The number of American college graduates holding business degrees jumped 6.2 percent from the end of the recession in 2009 to last year.
More than 12 million Americans, or one in five college graduates, have a business degree, according to data from the U.S. Census Bureau. Four times as many adults hold business degrees as liberal arts and history majors among the nation’s almost 59 million people who have undergraduate degrees.
“Business is a safe harbor,” Kevin Burns, director of career services at Arizona State University’s W.P. Carey School of Business, said in a telephone interview. “So a lot of people were getting on the biggest boat they could in turbulent times.”
And the payoff for holding a business degree was highlighted:
The Census Bureau also said yesterday the average American with an undergraduate business degree will earn $2.6 million over a lifetime, about $200,000 more than the average for all people with a bachelor’s degree.
Yet, wouldn’t the very fact that with universities generating large numbers of business-degree holders suggest this lifetime advantage will eventually drop? Considering that the Census Bureau’s numbers are based on averages, there is probably a skew already built in to that $200,000 number: A few extremely high wage earners at the top are pulling up the averages. Take out the top 5% of those high-income earners and the advantage may disappear.
The same can be said for science and engineering majors:
The payoff is even better for engineers, who had the highest average lifetime earnings for college-educated graduates. They can expect to earn $3.5 million during a 40-year career.

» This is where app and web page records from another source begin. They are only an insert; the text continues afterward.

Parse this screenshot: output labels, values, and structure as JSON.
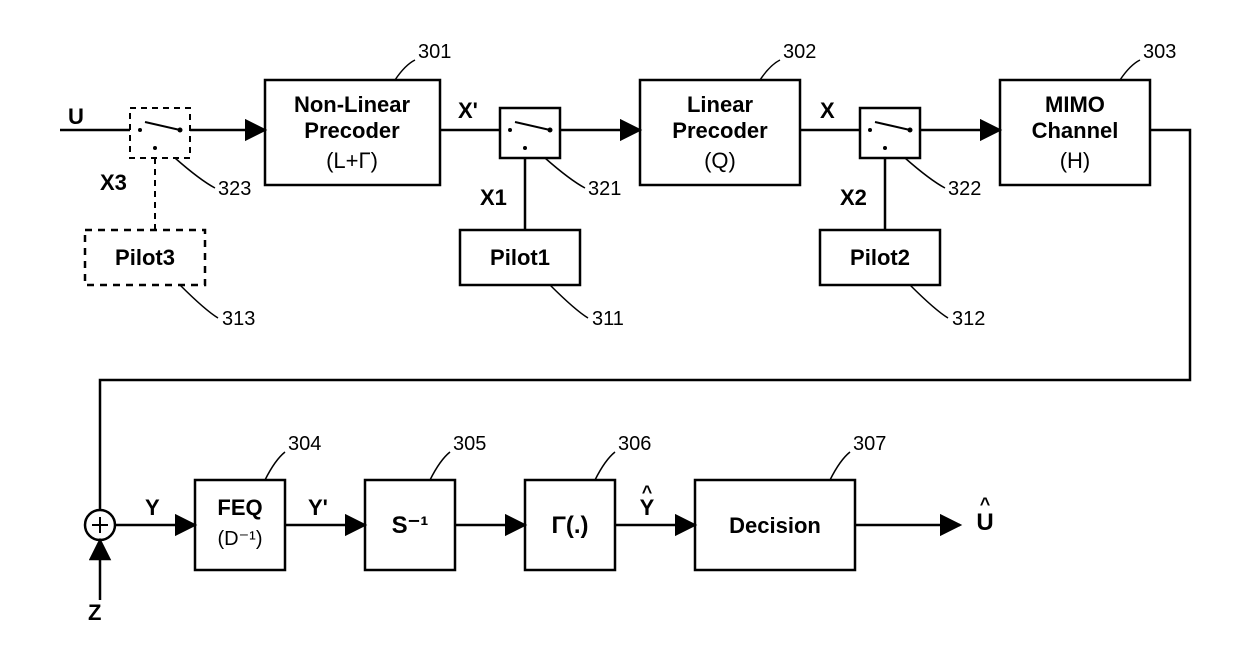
{
  "blocks": {
    "nonlinear": {
      "l1": "Non-Linear",
      "l2": "Precoder",
      "l3": "(L+Γ)",
      "ref": "301"
    },
    "linear": {
      "l1": "Linear",
      "l2": "Precoder",
      "l3": "(Q)",
      "ref": "302"
    },
    "mimo": {
      "l1": "MIMO",
      "l2": "Channel",
      "l3": "(H)",
      "ref": "303"
    },
    "feq": {
      "l1": "FEQ",
      "l2": "(D⁻¹)",
      "ref": "304"
    },
    "sinv": {
      "l1": "S⁻¹",
      "ref": "305"
    },
    "gamma": {
      "l1": "Γ(.)",
      "ref": "306"
    },
    "decision": {
      "l1": "Decision",
      "ref": "307"
    },
    "pilot1": {
      "l1": "Pilot1",
      "ref": "311"
    },
    "pilot2": {
      "l1": "Pilot2",
      "ref": "312"
    },
    "pilot3": {
      "l1": "Pilot3",
      "ref": "313"
    },
    "sw1": {
      "ref": "321"
    },
    "sw2": {
      "ref": "322"
    },
    "sw3": {
      "ref": "323"
    }
  },
  "signals": {
    "U": "U",
    "X3": "X3",
    "Xprime": "X'",
    "X1": "X1",
    "X": "X",
    "X2": "X2",
    "Z": "Z",
    "Y": "Y",
    "Yprime": "Y'",
    "Yhat": "Y",
    "Uhat": "U"
  }
}
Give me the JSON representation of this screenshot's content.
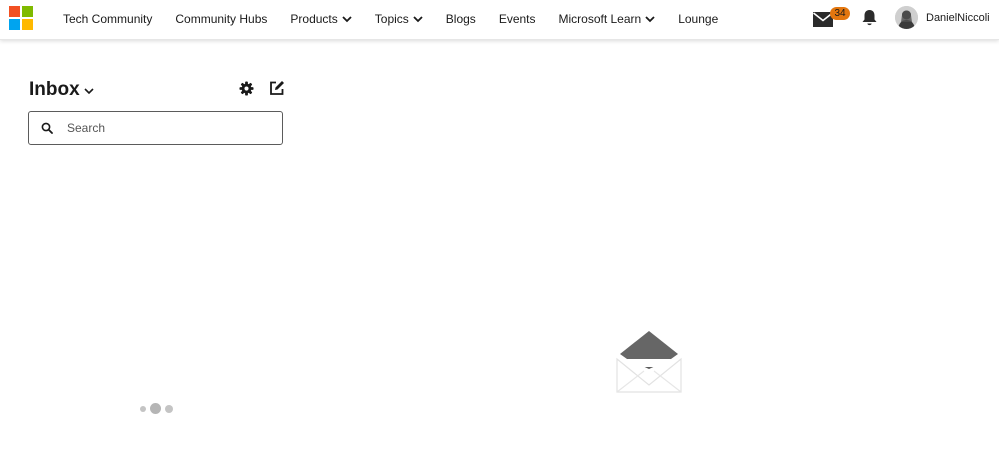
{
  "brand": {
    "logo_icon": "microsoft-logo-icon",
    "colors": [
      "#f25022",
      "#7fba00",
      "#00a4ef",
      "#ffb900"
    ]
  },
  "nav": {
    "items": [
      {
        "label": "Tech Community",
        "dropdown": false
      },
      {
        "label": "Community Hubs",
        "dropdown": false
      },
      {
        "label": "Products",
        "dropdown": true
      },
      {
        "label": "Topics",
        "dropdown": true
      },
      {
        "label": "Blogs",
        "dropdown": false
      },
      {
        "label": "Events",
        "dropdown": false
      },
      {
        "label": "Microsoft Learn",
        "dropdown": true
      },
      {
        "label": "Lounge",
        "dropdown": false
      }
    ]
  },
  "header_tools": {
    "mail_icon": "envelope-icon",
    "mail_count": "34",
    "mail_badge_color": "#e3760e",
    "notifications_icon": "bell-icon",
    "avatar_icon": "user-avatar",
    "username": "DanielNiccoli"
  },
  "inbox": {
    "title": "Inbox",
    "title_icon": "chevron-down-icon",
    "settings_icon": "gear-icon",
    "compose_icon": "compose-icon",
    "search": {
      "icon": "search-icon",
      "value": "",
      "placeholder": "Search"
    },
    "loading_indicator": "loading-dots"
  },
  "detail": {
    "empty_state_icon": "open-envelope-icon"
  },
  "colors": {
    "text": "#1a1a1a",
    "border": "#5b5b5b",
    "icon_dark": "#2b2b2b",
    "envelope_flap": "#666666"
  }
}
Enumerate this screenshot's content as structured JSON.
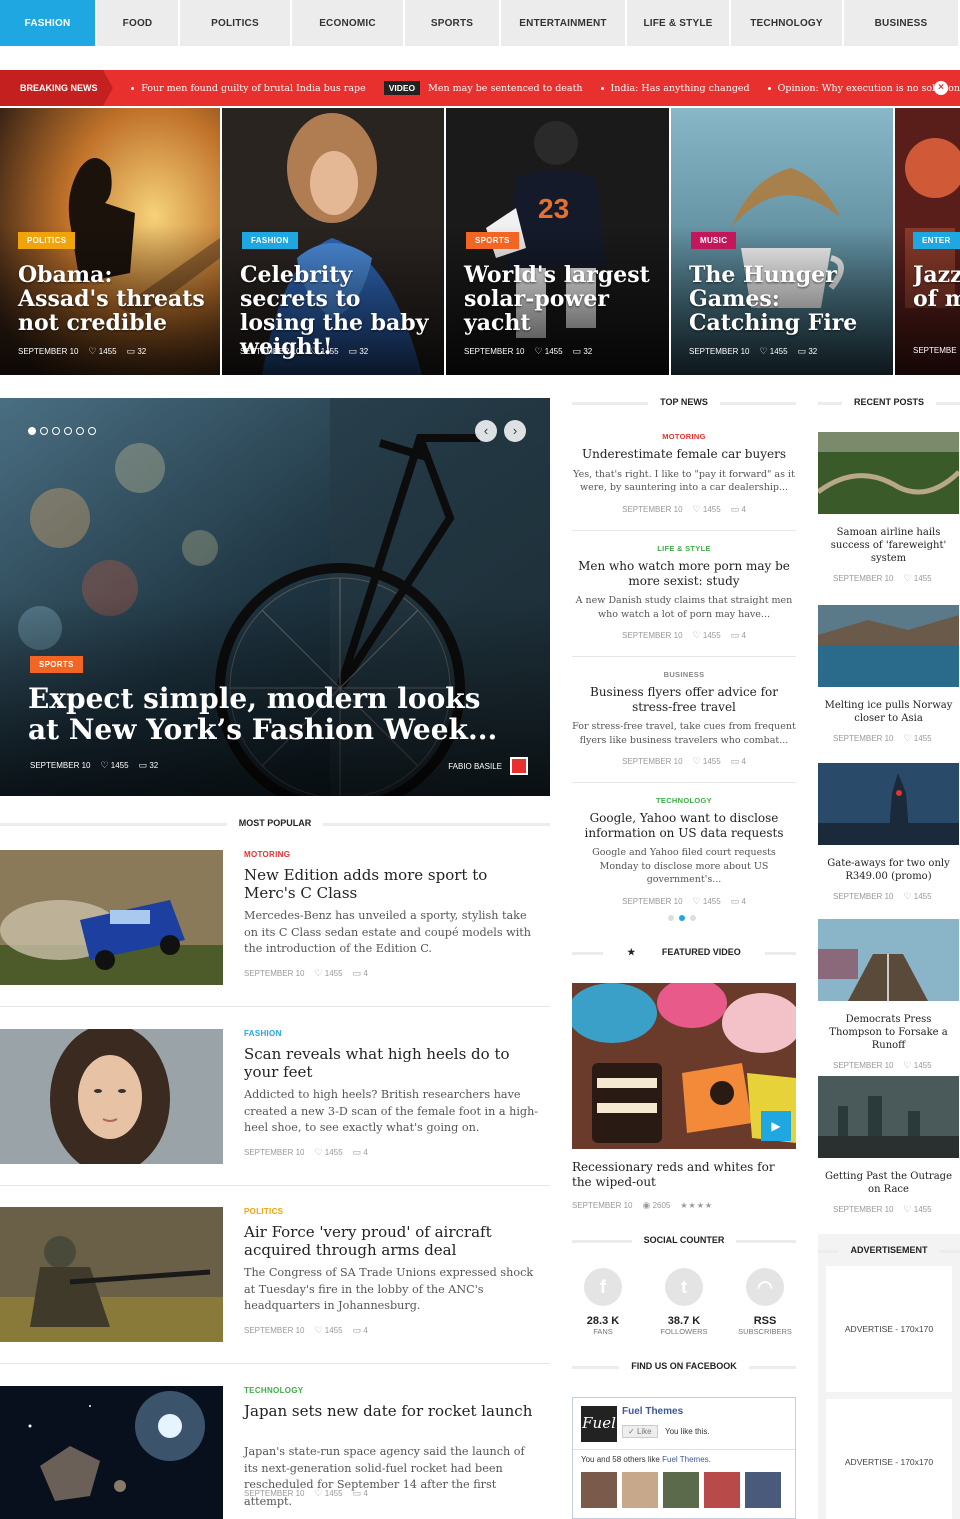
{
  "nav": [
    {
      "label": "FASHION",
      "active": true
    },
    {
      "label": "FOOD"
    },
    {
      "label": "POLITICS"
    },
    {
      "label": "ECONOMIC"
    },
    {
      "label": "SPORTS"
    },
    {
      "label": "ENTERTAINMENT"
    },
    {
      "label": "LIFE & STYLE"
    },
    {
      "label": "TECHNOLOGY"
    },
    {
      "label": "BUSINESS"
    }
  ],
  "breaking": {
    "label": "BREAKING NEWS",
    "items": [
      {
        "text": "Four men found guilty of brutal India bus rape"
      },
      {
        "tag": "VIDEO",
        "text": "Men may be sentenced to death"
      },
      {
        "text": "India: Has anything changed"
      },
      {
        "text": "Opinion: Why execution is no solution"
      }
    ],
    "close_icon": "×"
  },
  "features": [
    {
      "cat": "POLITICS",
      "color": "#f0a30a",
      "title": "Obama: Assad's threats not credible",
      "date": "SEPTEMBER 10",
      "likes": "1455",
      "comments": "32"
    },
    {
      "cat": "FASHION",
      "color": "#1ea7e1",
      "title": "Celebrity secrets to losing the baby weight!",
      "date": "SEPTEMBER 10",
      "likes": "1455",
      "comments": "32"
    },
    {
      "cat": "SPORTS",
      "color": "#f26522",
      "title": "World's largest solar-power yacht",
      "date": "SEPTEMBER 10",
      "likes": "1455",
      "comments": "32"
    },
    {
      "cat": "MUSIC",
      "color": "#c2185b",
      "title": "The Hunger Games: Catching Fire",
      "date": "SEPTEMBER 10",
      "likes": "1455",
      "comments": "32"
    },
    {
      "cat": "ENTER",
      "color": "#1ea7e1",
      "title": "Jazz of m",
      "date": "SEPTEMBE"
    }
  ],
  "hero": {
    "cat": "SPORTS",
    "color": "#f26522",
    "title": "Expect simple, modern looks at New York’s Fashion Week...",
    "date": "SEPTEMBER 10",
    "likes": "1455",
    "comments": "32",
    "author": "FABIO BASILE",
    "dots": 6,
    "active_dot": 0
  },
  "most_popular": {
    "heading": "MOST POPULAR",
    "items": [
      {
        "cat": "MOTORING",
        "color": "#e8312f",
        "title": "New Edition adds more sport to Merc's C Class",
        "excerpt": "Mercedes-Benz has unveiled a sporty, stylish take on its C Class sedan estate and coupé models with the introduction of the Edition C.",
        "date": "SEPTEMBER 10",
        "likes": "1455",
        "comments": "4"
      },
      {
        "cat": "FASHION",
        "color": "#1ea7e1",
        "title": "Scan reveals what high heels do to your feet",
        "excerpt": "Addicted to high heels? British researchers have created a new 3-D scan of the female foot in a high-heel shoe, to see exactly what's going on.",
        "date": "SEPTEMBER 10",
        "likes": "1455",
        "comments": "4"
      },
      {
        "cat": "POLITICS",
        "color": "#f0a30a",
        "title": "Air Force 'very proud' of aircraft acquired through arms deal",
        "excerpt": "The Congress of SA Trade Unions expressed shock at Tuesday's fire in the lobby of the ANC's headquarters in Johannesburg.",
        "date": "SEPTEMBER 10",
        "likes": "1455",
        "comments": "4"
      },
      {
        "cat": "TECHNOLOGY",
        "color": "#3fae49",
        "title": "Japan sets new date for rocket launch",
        "excerpt": "Japan's state-run space agency said the launch of its next-generation solid-fuel rocket had been rescheduled for September 14 after the first attempt.",
        "date": "SEPTEMBER 10",
        "likes": "1455",
        "comments": "4"
      }
    ]
  },
  "top_news": {
    "heading": "TOP NEWS",
    "items": [
      {
        "cat": "MOTORING",
        "color": "#e8312f",
        "title": "Underestimate female car buyers",
        "excerpt": "Yes, that's right. I like to \"pay it forward\" as it were, by sauntering into a car dealership...",
        "date": "SEPTEMBER 10",
        "likes": "1455",
        "comments": "4"
      },
      {
        "cat": "LIFE & STYLE",
        "color": "#3fae49",
        "title": "Men who watch more porn may be more sexist: study",
        "excerpt": "A new Danish study claims that straight men who watch a lot of porn may have...",
        "date": "SEPTEMBER 10",
        "likes": "1455",
        "comments": "4"
      },
      {
        "cat": "BUSINESS",
        "color": "#888888",
        "title": "Business flyers offer advice for stress-free travel",
        "excerpt": "For stress-free travel, take cues from frequent flyers like business travelers who combat...",
        "date": "SEPTEMBER 10",
        "likes": "1455",
        "comments": "4"
      },
      {
        "cat": "TECHNOLOGY",
        "color": "#3fae49",
        "title": "Google, Yahoo want to disclose information on US data requests",
        "excerpt": "Google and Yahoo filed court requests Monday to disclose more about US government's...",
        "date": "SEPTEMBER 10",
        "likes": "1455",
        "comments": "4"
      }
    ],
    "active_dot": 1
  },
  "recent": {
    "heading": "RECENT POSTS",
    "items": [
      {
        "title": "Samoan airline hails success of 'fareweight' system",
        "date": "SEPTEMBER 10",
        "likes": "1455"
      },
      {
        "title": "Melting ice pulls Norway closer to Asia",
        "date": "SEPTEMBER 10",
        "likes": "1455"
      },
      {
        "title": "Gate-aways for two only R349.00 (promo)",
        "date": "SEPTEMBER 10",
        "likes": "1455"
      },
      {
        "title": "Democrats Press Thompson to Forsake a Runoff",
        "date": "SEPTEMBER 10",
        "likes": "1455"
      },
      {
        "title": "Getting Past the Outrage on Race",
        "date": "SEPTEMBER 10",
        "likes": "1455"
      }
    ]
  },
  "video": {
    "heading": "FEATURED VIDEO",
    "title": "Recessionary reds and whites for the wiped-out",
    "date": "SEPTEMBER 10",
    "views": "2605",
    "stars": 4
  },
  "social": {
    "heading": "SOCIAL COUNTER",
    "items": [
      {
        "icon": "facebook-icon",
        "glyph": "f",
        "count": "28.3 K",
        "label": "FANS"
      },
      {
        "icon": "twitter-icon",
        "glyph": "t",
        "count": "38.7 K",
        "label": "FOLLOWERS"
      },
      {
        "icon": "rss-icon",
        "glyph": "◠",
        "count": "RSS",
        "label": "SUBSCRIBERS"
      }
    ]
  },
  "facebook": {
    "heading": "FIND US ON FACEBOOK",
    "logo": "Fuel",
    "page": "Fuel Themes",
    "like": "Like",
    "you_like": "You like this.",
    "others_prefix": "You and 58 others like ",
    "others_page": "Fuel Themes",
    "others_suffix": "."
  },
  "ads": {
    "heading": "ADVERTISEMENT",
    "label": "ADVERTISE - 170x170"
  }
}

This lifetime advantage may also disappear considering…
The growth in science and engineering majors also surpassed that of undergraduate business-degree holders. Their ranks grew to 5.3 million, an 8.2 percent increase from the 4.9 million graduates in 2009.
More troubling is the realization that many of these degree holders are left-brained thinkers. Logic and quantitative reasoning are what count here. We are simply stocking an entire society with like-minded thinkers who see the world from one vantage point. Right-brained thinkers, those creative types who can pull together disparate ends in their thinking processes, who make end runs around the rules rather than follow them, are becoming marginalized. Yet we face a future in which all types of thinkers are going to be needed, not just those standing on the port side of the ship’s deck.
Of course this is a simplistic categorization, and scientists and engineers can be creative thinkers as well. But my intuition informs me that the base condition for these folks is one of left-brain thinking first, with varying capacities for reaching into one’s right brain. We need to be able to, as a society, attack problems from the other side as well.
There is a glimmer of hope:
Attention to liberal arts classes has helped boost the job-placement rate of the University of Notre Dame’s Mendoza College of Business, said Roger Huang, the college’s dean. Last year, 99 percent of business undergraduates had job offers, he said.
“There’s something we do here that the market likes,” said Huang, whose school in March was rated No. 1 among undergraduate business programs for the third consecutive year by Bloomberg Businessweek.
Yet, Notre Dame’s program is the exception rather than the rule. It would be nice to see an economy where there is more room for the liberal arts majors as well. Such an indicator could well serve as a metric that reflects a healthier society, and the potential for a brighter future, for everyone.